7. Gary Carter                   C       7. Terry Kennedy                 C
8. Ozzie Smith                  SS       8. Willie Randolph              2B
9. Mike Scott                    P       9. Bret Saberhagen               P

For the National League, Dawson, Smith, Clark, and Steve Bedrosian got Topps All-Star cards, and over in the American League, Randolph, Bell, Winfield, Mattingly, Boggs, and Tom Henke got cards. Tony Gwynn, Juan Samuel, Tim Raines, and Tim Wallach, represented in the Topps All-Star lineup, were NL reserves, and Kirby Puckett, Matt Nokes, and Alan Trammell, all three Topps All Stars, were reserves for the American League. But Benny Santiago? Not an All Star. Roger Clemens? Not an All Star. Jimmy Key? Dwight Gooden? Nope and nope. And no Shane Rawley, either.

The other side of that meant that Eric Davis, Ryne Sandberg, Mike Schmidt, Darryl Strawberry, Gary Carter, Mike Scott, Sid Fernandez, Mark Langston, Rickey Henderson, Cal Ripken, Terry Kennedy, and Bret Saberhagen weren't in the regular Topps All Star subset. (They were included in the Glossy All-Star mail-away set and the glossy All Stars found in rack packs, but so what? Not everybody had the cash to send away for the larger All Star set, and it wasn't a guarantee that your drugstore carried rack packs (which were also more expensive than wax packs).)

One of Topps's "things" would be to include an All-Star right-handed starting pitcher and an All-Star left-handed starting pitcher in their All Star subset. So for the NL, these should have been Mike Scott (RHP) and Sid Fernandez (LHP). And for the AL, Bret Saberhagen (RHP) and Mark Langston (LHP). So, because they should exist, here are your 1988 Topps National League All Stars.


Fuji said...

Nice detective work (& excellent customs). Topps completely fooled me.

Matthew Webber said...

Reading this post was like learning Santa Claus didn't exist, or that Franklin W. Dixon didn't actually write all the Hardy Boys Casefiles paperbacks.
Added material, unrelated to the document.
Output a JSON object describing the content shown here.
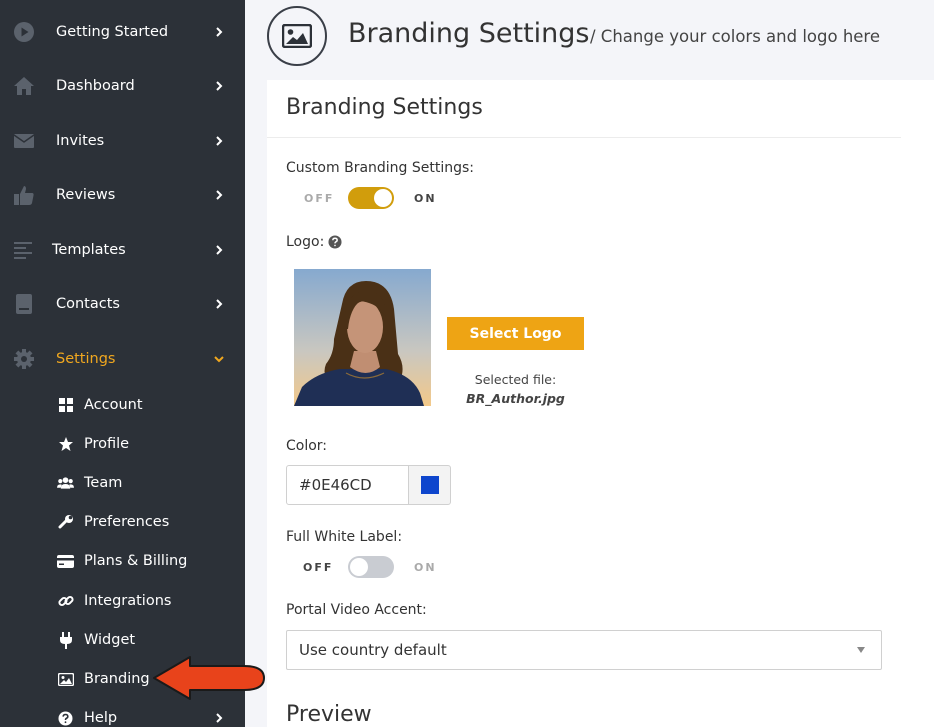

Any idea why Topps would do this?

Also, so many Shane Rawleys! Ugh. Why, Topps, why?

Stack22 said...

Thankfully Topps had the good sense to fix what the ignorant voters got wrong and go with Tim Wallach at thirdbase for the National League.

Wallach was after the Sporting News NL Player of the Year in 1987.